Here’s a little story for you, fresh out of the wiles of daily life here in Mexico. We call it a key adventure.
Last Sunday our neighbors and ourselves took a shopping trip to Guadalajara, the capstone of which was a venture to one of the two Costcos there. Costco was rocking and rolling, just like it always seems to be when we visit. Packed to the gills. We circled the parking lot several times in search of a parking space until finally a Costco employee guided us into a space.
We thanked and tipped him and I slipped the key into my pocket.
Now, understand, when I say key I am referring to a fob that automatically opens and locks the doors with the press of a button and a button that “opens” the ignition key for insertion into the steering wheel. It’s a long slender piece of pot metal.
This fob was old, six years old to be sure. And the open/close buttons had long since worn out, so unlocking the car required that the key itself be used on the driver’s side door lock.
When we bought the car, we had an unpleasant encounter with the dealer, who only provided us with one fob and key. After some back and forth about providing us with a second set, the dealership chose to play hardball and said we’d have to pay $400 (U.S.) and wait a month or six weeks to get one from California. I called bullshit on this and invoked the name of an EVP at the dealership group’s headquarters. This brought action in our favor and the key was given to us, just as it should have been.
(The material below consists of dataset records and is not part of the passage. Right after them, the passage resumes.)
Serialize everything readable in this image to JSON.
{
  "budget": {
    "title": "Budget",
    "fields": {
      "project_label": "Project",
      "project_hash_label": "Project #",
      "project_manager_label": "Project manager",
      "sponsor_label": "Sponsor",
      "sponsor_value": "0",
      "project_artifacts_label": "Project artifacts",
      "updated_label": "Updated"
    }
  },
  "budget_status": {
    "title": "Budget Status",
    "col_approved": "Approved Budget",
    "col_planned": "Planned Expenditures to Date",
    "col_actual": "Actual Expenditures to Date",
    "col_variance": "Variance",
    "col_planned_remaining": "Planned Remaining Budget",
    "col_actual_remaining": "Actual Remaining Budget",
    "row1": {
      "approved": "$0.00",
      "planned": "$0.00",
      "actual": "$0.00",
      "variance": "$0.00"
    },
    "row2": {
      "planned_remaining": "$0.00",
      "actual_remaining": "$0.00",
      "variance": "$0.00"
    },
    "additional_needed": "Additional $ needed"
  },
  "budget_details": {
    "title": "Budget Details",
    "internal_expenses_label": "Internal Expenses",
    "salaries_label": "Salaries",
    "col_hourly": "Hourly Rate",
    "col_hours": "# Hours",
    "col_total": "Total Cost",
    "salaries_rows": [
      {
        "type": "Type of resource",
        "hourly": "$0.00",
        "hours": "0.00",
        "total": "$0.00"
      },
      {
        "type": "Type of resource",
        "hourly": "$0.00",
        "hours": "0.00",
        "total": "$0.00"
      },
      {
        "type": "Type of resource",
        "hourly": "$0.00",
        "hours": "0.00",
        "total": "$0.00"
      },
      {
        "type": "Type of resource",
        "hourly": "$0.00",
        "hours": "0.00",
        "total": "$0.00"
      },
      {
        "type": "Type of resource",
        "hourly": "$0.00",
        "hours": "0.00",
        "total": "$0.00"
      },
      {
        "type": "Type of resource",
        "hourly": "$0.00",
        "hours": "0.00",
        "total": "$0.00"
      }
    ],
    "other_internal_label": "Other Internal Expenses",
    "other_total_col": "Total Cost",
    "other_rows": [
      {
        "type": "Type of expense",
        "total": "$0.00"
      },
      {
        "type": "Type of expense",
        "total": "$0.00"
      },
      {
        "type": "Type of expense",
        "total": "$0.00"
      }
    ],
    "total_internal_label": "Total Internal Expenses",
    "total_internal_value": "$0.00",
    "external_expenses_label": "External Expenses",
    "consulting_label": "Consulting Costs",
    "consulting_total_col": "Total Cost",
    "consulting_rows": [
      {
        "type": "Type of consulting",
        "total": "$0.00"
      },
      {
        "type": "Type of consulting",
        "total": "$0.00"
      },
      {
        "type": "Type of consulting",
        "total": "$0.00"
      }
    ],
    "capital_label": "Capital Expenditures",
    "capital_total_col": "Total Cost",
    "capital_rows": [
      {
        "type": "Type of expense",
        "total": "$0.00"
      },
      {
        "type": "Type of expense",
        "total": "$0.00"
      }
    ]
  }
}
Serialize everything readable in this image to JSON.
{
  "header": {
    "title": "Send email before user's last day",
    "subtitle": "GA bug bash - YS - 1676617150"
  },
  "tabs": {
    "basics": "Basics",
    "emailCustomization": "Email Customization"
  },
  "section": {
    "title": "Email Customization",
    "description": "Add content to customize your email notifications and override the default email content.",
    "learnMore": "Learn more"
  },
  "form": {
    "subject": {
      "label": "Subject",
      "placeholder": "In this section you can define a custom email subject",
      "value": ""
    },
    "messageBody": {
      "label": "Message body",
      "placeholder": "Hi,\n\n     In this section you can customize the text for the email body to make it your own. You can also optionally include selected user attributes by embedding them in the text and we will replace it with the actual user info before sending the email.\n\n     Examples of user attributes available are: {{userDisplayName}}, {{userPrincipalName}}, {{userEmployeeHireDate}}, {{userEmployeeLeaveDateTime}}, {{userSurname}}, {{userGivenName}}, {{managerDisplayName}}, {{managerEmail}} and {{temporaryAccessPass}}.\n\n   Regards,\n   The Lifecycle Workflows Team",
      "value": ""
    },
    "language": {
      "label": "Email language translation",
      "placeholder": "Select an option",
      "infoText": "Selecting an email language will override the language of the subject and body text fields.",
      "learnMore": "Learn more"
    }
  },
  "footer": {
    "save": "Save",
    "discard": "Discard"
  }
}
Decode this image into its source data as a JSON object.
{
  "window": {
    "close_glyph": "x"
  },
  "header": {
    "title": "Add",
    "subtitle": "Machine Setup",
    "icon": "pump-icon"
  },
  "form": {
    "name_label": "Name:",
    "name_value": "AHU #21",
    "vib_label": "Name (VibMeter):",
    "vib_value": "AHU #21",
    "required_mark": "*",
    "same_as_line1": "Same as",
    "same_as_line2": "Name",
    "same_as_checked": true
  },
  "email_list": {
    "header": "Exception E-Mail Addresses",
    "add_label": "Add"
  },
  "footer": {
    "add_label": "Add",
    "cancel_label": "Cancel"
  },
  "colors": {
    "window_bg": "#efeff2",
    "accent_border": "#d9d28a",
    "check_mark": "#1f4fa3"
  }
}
Back to Guad. We braved the crowds at Costco and sauntered back to the car. I pulled out the fob, only to discover that the actual key was missing. Gone. We assumed that somehow it had broken off. We searched the ground around and under the car and back toward the Costco entrance. Nothing. Finally, our neighbor suggested that maybe it had fallen in the car. Walking over the the passenger side I peered in and sure enough, the key was still in the ignition, broken off from the fob.
So, we grabbed a cab and did a round trip home and back with our other fob. Fortunately, the key extracted easily from the ignition and even though the battery had been draining while we were making the trip (3 hours total), the car started and we bought it home.
Now, what to do? Hunt down a Kia dealer here in Mexico and order a key for a U.S. plated vehicle? At what cost? $400 was the price six years ago. What is it now? And how long would it take?
Then Bonita suggested going down to the local key shop (yes, there’s a actual shop that specializes on all kinds of keys and locks) just down the street from us. She thought maybe they could attach a key handle to the existing key so it could be used, even without the fob attachment.
(The fob attachment had just disintegrated.)
So Tuesday I walked down to the shop and made the inquiry. One of the employees spoke some English so I explained the problem. He asked if I had the actual fob. Yes, I did, and went back home and got it.
He took it and said come back in an hour.
I did, and he presented me with a new fob, Kia equipment, with our key securely attached.
Cost? A whopping $40 U.S. (800 pesos).
And the added bonus is that now we can use that fob to lock and unlock the car.
Moreover, he presented me with the disassembled old fob. No funny business here. Just professional service, well and quickly done.
This is Mexico. Items get re-used here. Or repaired or fixed. It seems to be part of the entrepreneurial spirit that we encounter everywhere here. It’s a welcome relief.